* YOUR GOAL
Without the images, reproduce each line of the material exactly.
- - -
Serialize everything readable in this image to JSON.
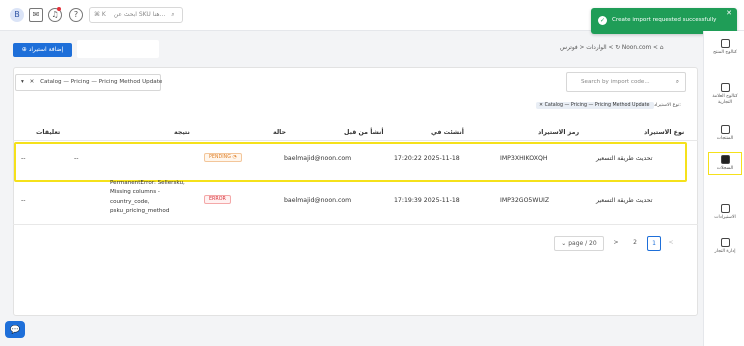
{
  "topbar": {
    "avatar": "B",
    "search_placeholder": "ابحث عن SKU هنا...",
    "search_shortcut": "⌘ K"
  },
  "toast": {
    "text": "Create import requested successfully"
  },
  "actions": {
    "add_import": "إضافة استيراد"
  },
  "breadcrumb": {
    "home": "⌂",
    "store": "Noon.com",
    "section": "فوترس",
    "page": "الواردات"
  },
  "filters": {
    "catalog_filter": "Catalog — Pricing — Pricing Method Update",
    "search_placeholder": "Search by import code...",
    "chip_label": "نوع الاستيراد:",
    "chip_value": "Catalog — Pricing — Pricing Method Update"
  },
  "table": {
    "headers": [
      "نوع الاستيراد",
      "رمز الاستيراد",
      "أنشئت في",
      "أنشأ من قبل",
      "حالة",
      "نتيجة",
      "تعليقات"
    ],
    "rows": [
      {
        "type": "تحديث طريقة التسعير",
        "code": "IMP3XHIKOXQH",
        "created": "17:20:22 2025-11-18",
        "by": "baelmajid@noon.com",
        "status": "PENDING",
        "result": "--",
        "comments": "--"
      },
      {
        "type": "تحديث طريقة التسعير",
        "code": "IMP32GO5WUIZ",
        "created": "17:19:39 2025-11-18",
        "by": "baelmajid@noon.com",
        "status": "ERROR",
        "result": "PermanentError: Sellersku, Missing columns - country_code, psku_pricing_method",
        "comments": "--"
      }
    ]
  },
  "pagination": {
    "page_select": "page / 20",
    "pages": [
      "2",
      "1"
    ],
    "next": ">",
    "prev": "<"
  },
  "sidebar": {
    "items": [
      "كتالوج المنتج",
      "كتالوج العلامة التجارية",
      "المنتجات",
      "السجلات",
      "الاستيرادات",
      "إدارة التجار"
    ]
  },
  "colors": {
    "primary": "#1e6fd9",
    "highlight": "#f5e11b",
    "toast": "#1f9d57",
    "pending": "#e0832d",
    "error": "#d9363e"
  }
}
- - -
* TASK OUTPUT
Serialize everything readable in this image to JSON.
{
  "topbar": {
    "avatar": "B",
    "search_placeholder": "ابحث عن SKU هنا...",
    "search_shortcut": "⌘ K"
  },
  "toast": {
    "text": "Create import requested successfully"
  },
  "actions": {
    "add_import": "إضافة استيراد"
  },
  "breadcrumb": {
    "home": "⌂",
    "store": "Noon.com",
    "section": "فوترس",
    "page": "الواردات"
  },
  "filters": {
    "catalog_filter": "Catalog — Pricing — Pricing Method Update",
    "search_placeholder": "Search by import code...",
    "chip_label": "نوع الاستيراد:",
    "chip_value": "Catalog — Pricing — Pricing Method Update"
  },
  "table": {
    "headers": [
      "نوع الاستيراد",
      "رمز الاستيراد",
      "أنشئت في",
      "أنشأ من قبل",
      "حالة",
      "نتيجة",
      "تعليقات"
    ],
    "rows": [
      {
        "type": "تحديث طريقة التسعير",
        "code": "IMP3XHIKOXQH",
        "created": "17:20:22 2025-11-18",
        "by": "baelmajid@noon.com",
        "status": "PENDING",
        "result": "--",
        "comments": "--"
      },
      {
        "type": "تحديث طريقة التسعير",
        "code": "IMP32GO5WUIZ",
        "created": "17:19:39 2025-11-18",
        "by": "baelmajid@noon.com",
        "status": "ERROR",
        "result": "PermanentError: Sellersku, Missing columns - country_code, psku_pricing_method",
        "comments": "--"
      }
    ]
  },
  "pagination": {
    "page_select": "page / 20",
    "pages": [
      "2",
      "1"
    ],
    "next": ">",
    "prev": "<"
  },
  "sidebar": {
    "items": [
      "كتالوج المنتج",
      "كتالوج العلامة التجارية",
      "المنتجات",
      "السجلات",
      "الاستيرادات",
      "إدارة التجار"
    ]
  },
  "colors": {
    "primary": "#1e6fd9",
    "highlight": "#f5e11b",
    "toast": "#1f9d57",
    "pending": "#e0832d",
    "error": "#d9363e"
  }
}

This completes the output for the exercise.